The station burned in an arson fire in 1941. Due to the war, the expansion of travel by automobile
beginning of the decline of commercial fruit growing, the station was not rebuilt and all that is left is a small graded area across from Grace Episcopal Church.
Speaking of names, the Frazer family has lived in Franklin Canyon since the 1850s. George Frazer bought 700 acres of land to raise Durham cattle, hogs and fruit crops. According to Martinez: A California Town, (1986), Frazer was instrumental in bringing the Santa Fe through by donating a right-of-way and 12 acres of land for a depot and loading station. The small building this writer remembers was mainly for maintenance, I believe, but the sign, Glen Frazer, remained until the 1990s. According to George’s great-great-grandson, Julian Frazer, Wikipedia has a small article saying that for a period of time in the early 20th century the area was called Frazerville and at two different times in the first two decades there was supposedly a post office. Whether that is accurate information or not is in question but, according to Julian, people he knows have told him they are living in Glen Frazer. Sure enough, Zillow markets homes in the canyon as located in Glen Frazer. Julian adds that to his knowledge, it was only the name for the railroad facility. By the way, Wikipedia makes it clear that Glen Frazer is not a real person but the name for a glen (which is a Scottish word for a valley) and that George Frazer also received free Santa Fe passes of which he used only one.
Two last road names as Martinez moved south: Franklin Canyon Road and Arnold Industrial Highway (now Arnold Drive). Franklin Canyon Road is another example of ‘first come, first naming rights’. George Franklin was one of several British brothers who arrived in gold rush San Francisco. His brothers were active in developing post-gold rush San Francisco. In fact, some suggest that Franklin Street was named after a Franklin brother, not Benjamin Franklin.
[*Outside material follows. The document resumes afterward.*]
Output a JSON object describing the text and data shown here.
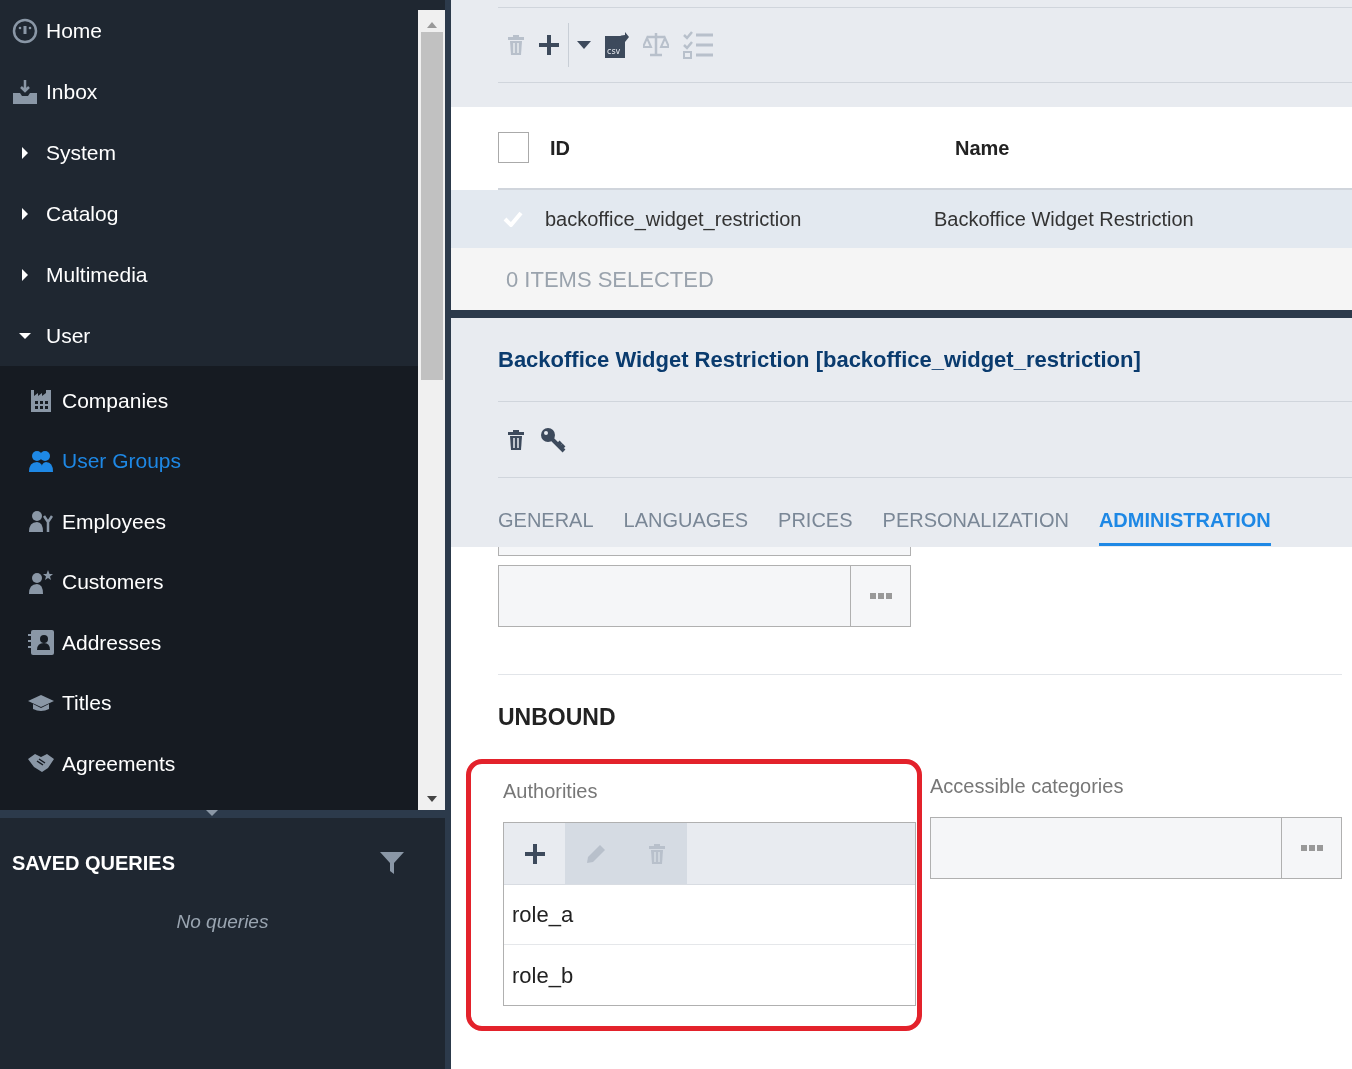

There is no evidence to prove that. George bought several acres of land from the Martinez family near the Adobe and farmed here for a few years before joining his family in San Francisco. Arnold Industrial Highway was at one point the “Highway 4” to east and west county. When the Highway 4 freeway was built, Arnold Drive became the surface road for access to homes and business on the north side of Highway 4, the John Muir Parkway. James Arnold was a long-time and highly respected county official in the first few decades of the 20th century. More information about Arnold will appear in future columns.
Martinez Historical Society
1005 Escobar Street - Martinez, CA 94553 (925) 228-8160